Here's a dirty little secret about me working in a restaurant. When someone doesn't finish their food, if there's a lot of it left or they don't seem especially sick or disgusting, I take it into the back kitchen and finish it myself.

For a while recently, I didn't get to do that as much. I either had shifts where people just finished their own food, or there was a child at the table who had put their mouth on everything, or service was too busy and I didn't have the time to stop and eat the remainder of that croque madame. I found myself hating everyone by the end of each shift, and I just kept thinking that I had too many obnoxious, entitled tables in a row, or that my ability to continue in the service industry was just being worn out.

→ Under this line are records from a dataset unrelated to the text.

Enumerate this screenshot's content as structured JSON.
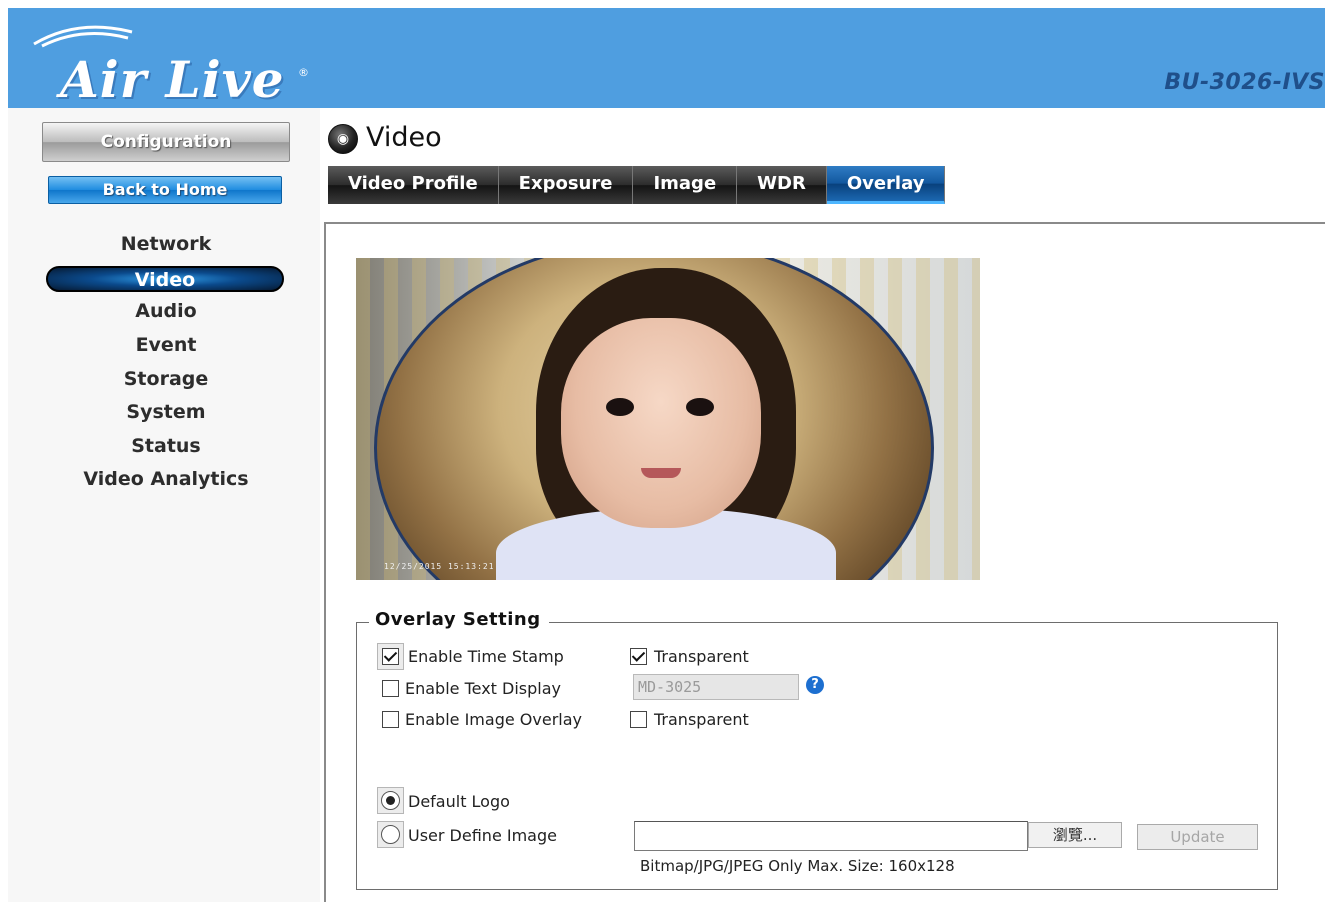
{
  "header": {
    "logo_text": "Air Live",
    "logo_reg": "®",
    "model": "BU-3026-IVS"
  },
  "sidebar": {
    "config_label": "Configuration",
    "home_label": "Back to Home",
    "items": [
      {
        "label": "Network",
        "active": false
      },
      {
        "label": "Video",
        "active": true
      },
      {
        "label": "Audio",
        "active": false
      },
      {
        "label": "Event",
        "active": false
      },
      {
        "label": "Storage",
        "active": false
      },
      {
        "label": "System",
        "active": false
      },
      {
        "label": "Status",
        "active": false
      },
      {
        "label": "Video Analytics",
        "active": false
      }
    ]
  },
  "page": {
    "title": "Video",
    "tabs": [
      {
        "label": "Video Profile",
        "active": false
      },
      {
        "label": "Exposure",
        "active": false
      },
      {
        "label": "Image",
        "active": false
      },
      {
        "label": "WDR",
        "active": false
      },
      {
        "label": "Overlay",
        "active": true
      }
    ]
  },
  "video": {
    "timestamp": "12/25/2015 15:13:21"
  },
  "overlay": {
    "legend": "Overlay Setting",
    "timestamp": {
      "label": "Enable Time Stamp",
      "checked": true,
      "transparent_label": "Transparent",
      "transparent_checked": true
    },
    "text_display": {
      "label": "Enable Text Display",
      "checked": false,
      "value": "MD-3025"
    },
    "image_overlay": {
      "label": "Enable Image Overlay",
      "checked": false,
      "transparent_label": "Transparent",
      "transparent_checked": false
    },
    "default_logo": {
      "label": "Default Logo",
      "selected": true
    },
    "user_image": {
      "label": "User Define Image",
      "selected": false
    },
    "browse_label": "瀏覽...",
    "update_label": "Update",
    "file_hint": "Bitmap/JPG/JPEG Only Max. Size: 160x128"
  },
  "colors": {
    "header_bg": "#4f9ee0",
    "active_tab": "#12579e",
    "help_icon": "#1d6fd0"
  },
  "icons": [
    "camera-icon",
    "help-icon",
    "checkbox-icon",
    "radio-icon"
  ]
}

And then last week I was closing the restaurant, and it was almost the end of the night, and the chef let us have what remained of our tuna tartare special because we were about to close the kitchen and it's not like he could've saved it for another service. And upon eating it, my mood just shot right up. I was so happy by the end of the night. I had never thought I'm the kind of person to get hangry before, but there it was, proof positive that food will always make me feel better.

I know I've written about self-care on this blog before, but sometimes it's not treating yourself to something expensive or taking a day to do at-home spa treatments. Sometimes it's just the most obvious things that we forget, like making sure we're eating enough, and getting enough sleep.

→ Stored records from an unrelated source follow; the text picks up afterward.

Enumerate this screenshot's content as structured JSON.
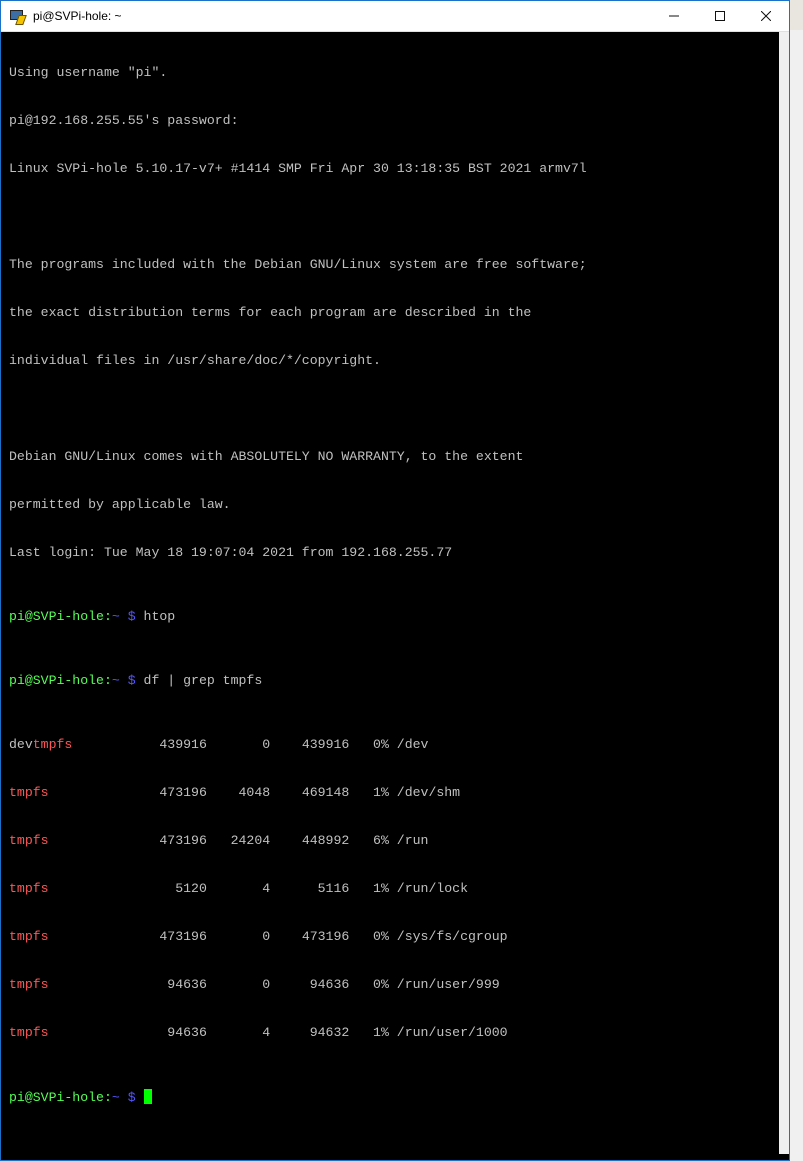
{
  "window": {
    "title": "pi@SVPi-hole: ~",
    "minimize_icon": "minimize-icon",
    "maximize_icon": "maximize-icon",
    "close_icon": "close-icon"
  },
  "colors": {
    "prompt_user": "#55ff55",
    "prompt_path": "#5555ff",
    "device_name": "#ff5555",
    "text": "#c0c0c0",
    "background": "#000000",
    "cursor": "#00ff00"
  },
  "terminal": {
    "intro": [
      "Using username \"pi\".",
      "pi@192.168.255.55's password:",
      "Linux SVPi-hole 5.10.17-v7+ #1414 SMP Fri Apr 30 13:18:35 BST 2021 armv7l",
      "",
      "The programs included with the Debian GNU/Linux system are free software;",
      "the exact distribution terms for each program are described in the",
      "individual files in /usr/share/doc/*/copyright.",
      "",
      "Debian GNU/Linux comes with ABSOLUTELY NO WARRANTY, to the extent",
      "permitted by applicable law.",
      "Last login: Tue May 18 19:07:04 2021 from 192.168.255.77"
    ],
    "prompt": {
      "user_host": "pi@SVPi-hole",
      "path": ":~ $ ",
      "colon": ":",
      "tilde_dollar": "~ $ "
    },
    "commands": [
      "htop",
      "df | grep tmpfs"
    ],
    "df_rows": [
      {
        "prefix": "dev",
        "fs": "tmpfs",
        "rest": "           439916       0    439916   0% /dev"
      },
      {
        "prefix": "",
        "fs": "tmpfs",
        "rest": "              473196    4048    469148   1% /dev/shm"
      },
      {
        "prefix": "",
        "fs": "tmpfs",
        "rest": "              473196   24204    448992   6% /run"
      },
      {
        "prefix": "",
        "fs": "tmpfs",
        "rest": "                5120       4      5116   1% /run/lock"
      },
      {
        "prefix": "",
        "fs": "tmpfs",
        "rest": "              473196       0    473196   0% /sys/fs/cgroup"
      },
      {
        "prefix": "",
        "fs": "tmpfs",
        "rest": "               94636       0     94636   0% /run/user/999"
      },
      {
        "prefix": "",
        "fs": "tmpfs",
        "rest": "               94636       4     94632   1% /run/user/1000"
      }
    ]
  }
}
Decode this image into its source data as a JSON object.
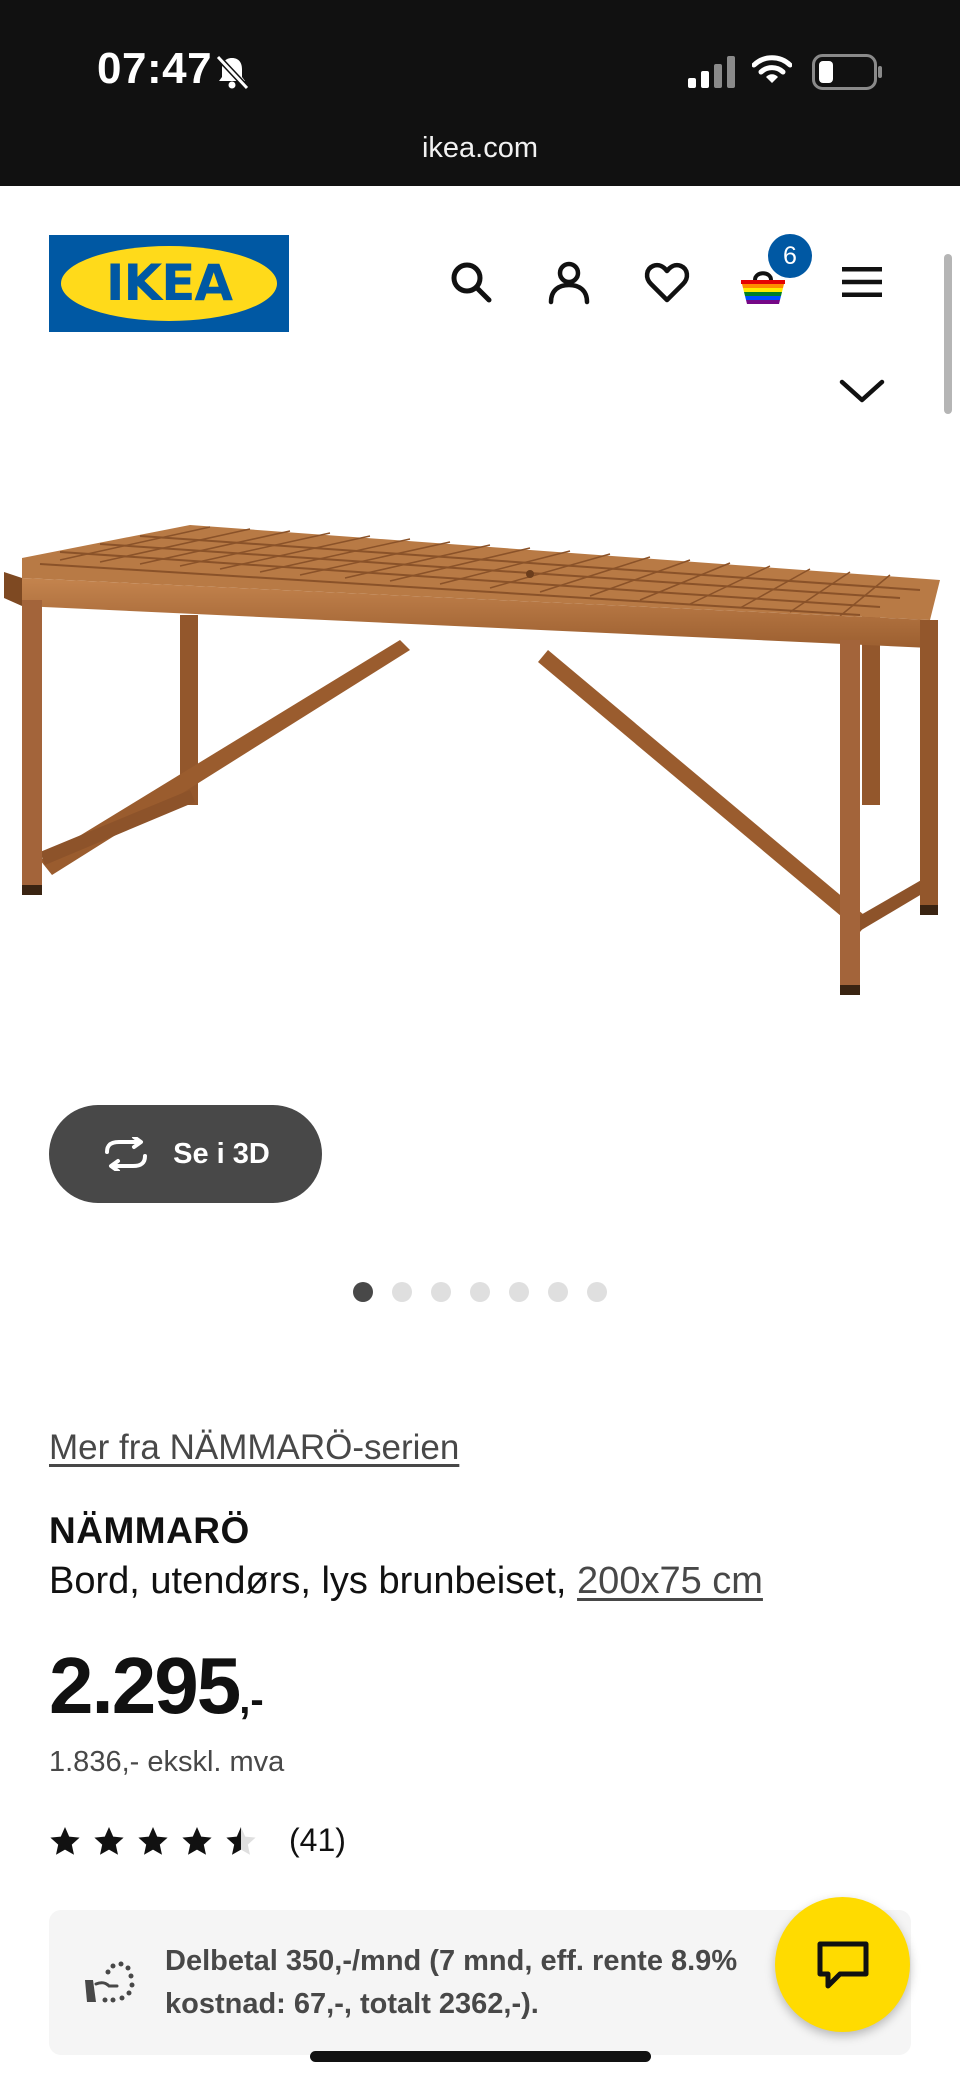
{
  "status_bar": {
    "time": "07:47",
    "url": "ikea.com",
    "icons": [
      "bell-muted-icon",
      "signal-icon",
      "wifi-icon",
      "battery-icon"
    ]
  },
  "header": {
    "logo_text": "IKEA",
    "icons": [
      "search-icon",
      "user-icon",
      "heart-icon",
      "basket-icon",
      "menu-icon",
      "chevron-down-icon"
    ],
    "cart_count": "6",
    "colors": {
      "brand_blue": "#0058a3",
      "brand_yellow": "#ffda1a"
    }
  },
  "gallery": {
    "view_3d_label": "Se i 3D",
    "dot_count": 7,
    "active_dot_index": 0
  },
  "product": {
    "series_link": "Mer fra NÄMMARÖ-serien",
    "name": "NÄMMARÖ",
    "description": "Bord, utendørs, lys brunbeiset,",
    "dimension": "200x75 cm",
    "price_integer": "2.295",
    "price_suffix": ",-",
    "price_ex_vat": "1.836,- ekskl. mva",
    "rating": 4.5,
    "review_count": "(41)"
  },
  "finance": {
    "text": "Delbetal 350,-/mnd (7 mnd, eff. rente 8.9%\nkostnad: 67,-, totalt 2362,-)."
  },
  "chat": {
    "icon": "chat-icon",
    "color": "#ffdb00"
  }
}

Multiple times over the past couple of weeks, I've slept past my alarm. And it's not the worst thing in the world because I do so much of my actor/producer work from home, and I never slept in so much that I was late for a shift at the day job. But because of that, I kept forgoing the one day a week I just turn off my alarm and sleep as late as I need to. And for the past couple of weeks, I've spent every day in a fog of fatigue.

Last night, I decided that if I kept sleeping through my alarm and still continued to wake up tired, maybe there was an issue, and I should just let myself get the sleep I need. So I turned off my alarm for today.

I slept ten and a half hours. And woke up at 1pm. That's not a sustainable sleep schedule. But oh my god, I feel so good and rested right now. I feel eager for the day ahead of me, not exhausted at the thought that I can't come back to bed for a whole day.

And I think the general moral of these experiences here is that self-care isn't about doing something nice for yourself. It's about doing something necessary for yourself. And sometimes that does mean an extra dessert, or buying something that's purely pretty. But that's just an add-on to making sure you're taking care of your basic needs as a human.

I have to admit, I feel a little embarrassed that I forgot that.